Earth rotation corrections for range and range-rate in GNSS

In GNSS, when considering the propagation of signals from the satellites to a receiver, it is easier to work in an ECI reference frame, since (ignoring the gravitational potential of Earth), light travels in straight lines in ECI coordinates. However, it is often common to do all the calculations in an ECEF frame, as the final goal is to obtain the receiver’s position in ECEF coordinates, and the ephemerides also use ECEF coordinates to describe the satellite positions. Therefore, a non-relativistic correction needs to be applied to account for the fact that light no longer travels in straight lines when one considers ECEF coordinates. Often, the correction is done as some kind of approximation. These types of corrections are known in the GNSS literature as the Sagnac effect.

The goal of this post is to discuss where the corrections arise from, the typical approximations that can be made, and how these corrections affects the calculation of range and range-rate. I didn’t find a good source in the literature where this is described in detail and in a self-contained way, so I decided to write it myself.

Simulating the TED gain for a polyphase matched filter

Trying to improve the performance of the demodulators in gr-satellites, I am switching to the Symbol Sync GNU Radio block, which was introduced by Andy Walls in GRCon17. This block covers the functionality of all the other clock synchronization blocks, such as Polyphase Clock Sync and Clock Recovery MM, while fixing many bugs.

One of the new features of the Symbol Sync block is the ability to specify the gain of the timing error detector (TED) used in the clock recovery feedback loop. All the other blocks assumed unity gain, which simply causes the loop filter taps to be wrong. However, the TED gain needs to be calculated beforehand either by analysis or simulation, as it depends on the choice of TED, samples per symbol, pulse shaping, SNR and other.

While Andy shows how to use the Symbol Sync block as a direct replacement for the Polyphase Clock Sync block in his slides, he leaves the TED gain as one, since that is what the Polyphase Clock Sync block uses. In replacing the Polyphase Clock Sync block by Symbol Sync in gr-satellites, I wanted to use the correct TED gain, but I didn’t found anyone having computed it before. This post shows my approach at simulating the TED gain for polyphase matched filter with maximum likelyhood detector.

Measuring the gain of a dish

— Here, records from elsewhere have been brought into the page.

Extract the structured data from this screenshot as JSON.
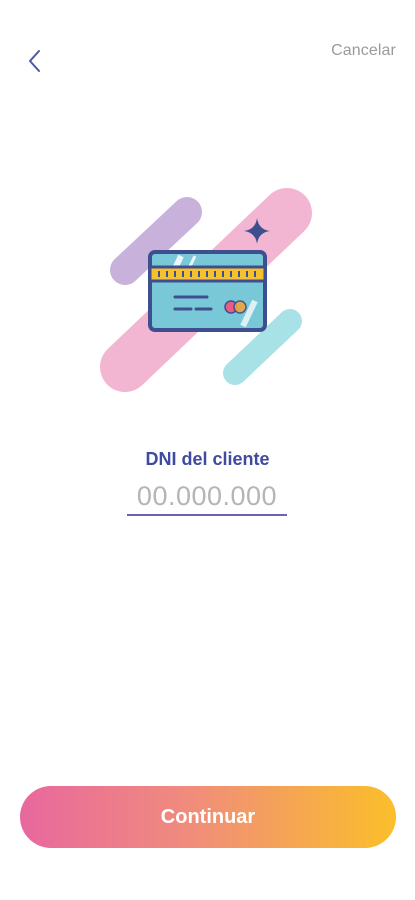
{
  "header": {
    "back_icon": "chevron-left-icon",
    "cancel_label": "Cancelar"
  },
  "illustration": {
    "icon": "credit-card-icon",
    "colors": {
      "pink": "#f2b6d2",
      "lavender": "#c8b2db",
      "teal": "#a9e2e6",
      "navy": "#3d4f8e",
      "gold": "#f6c12c",
      "card_blue": "#79c8d8",
      "mc_red": "#ea5b86",
      "mc_orange": "#f2a33c"
    }
  },
  "form": {
    "label": "DNI del cliente",
    "placeholder": "00.000.000",
    "value": ""
  },
  "actions": {
    "continue_label": "Continuar"
  },
  "colors": {
    "accent": "#3f4aa1",
    "underline": "#6b62b4",
    "gradient_start": "#e8689e",
    "gradient_end": "#fbbf2a"
  }
}
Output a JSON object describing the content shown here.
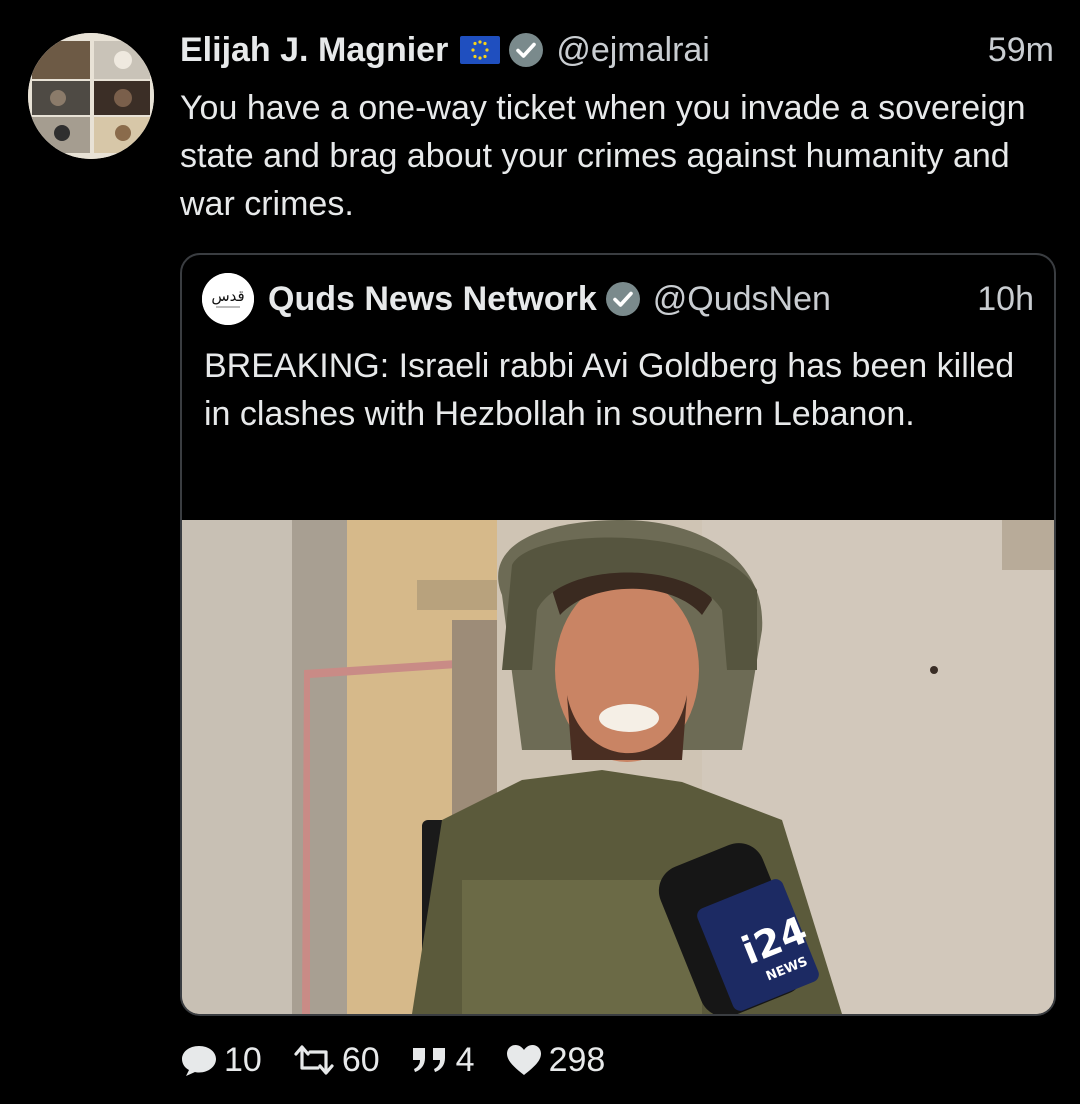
{
  "tweet": {
    "author_name": "Elijah J. Magnier",
    "flag_icon": "eu-flag-icon",
    "verified_icon": "verified-badge-icon",
    "handle": "@ejmalrai",
    "time": "59m",
    "text": "You have a one-way ticket when you invade a sovereign state and brag about your crimes against humanity and war crimes."
  },
  "quoted_tweet": {
    "avatar_text": "قدس",
    "author_name": "Quds News Network",
    "handle": "@QudsNen",
    "time": "10h",
    "text": "BREAKING: Israeli rabbi Avi Goldberg has been killed in clashes with Hezbollah in southern Lebanon.",
    "media": {
      "description_icon": "photo",
      "mic_logo": "i24",
      "mic_logo_sub": "NEWS"
    }
  },
  "actions": {
    "replies": "10",
    "retweets": "60",
    "quotes": "4",
    "likes": "298"
  },
  "colors": {
    "background": "#000000",
    "text": "#e7e9ea",
    "secondary": "#c9cdd1",
    "border": "#3a3d41",
    "verified": "#7a8a8c"
  }
}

Here I want to show a technique for measuring the gain of a dish that I first learned from an article by Christian Monstein about the Moon’s temperature at a wavelength of 2.77cm. The technique only uses power measurements from an observation of a radio source, at different angles from the boresight. Ideally, the radio source should be strong and point-like. It is also important that the angles at which the power measurements are made are known with good accuracy. This can be achieved either with a good rotator or by letting an astronomical object drift by on a dish that is left stationary.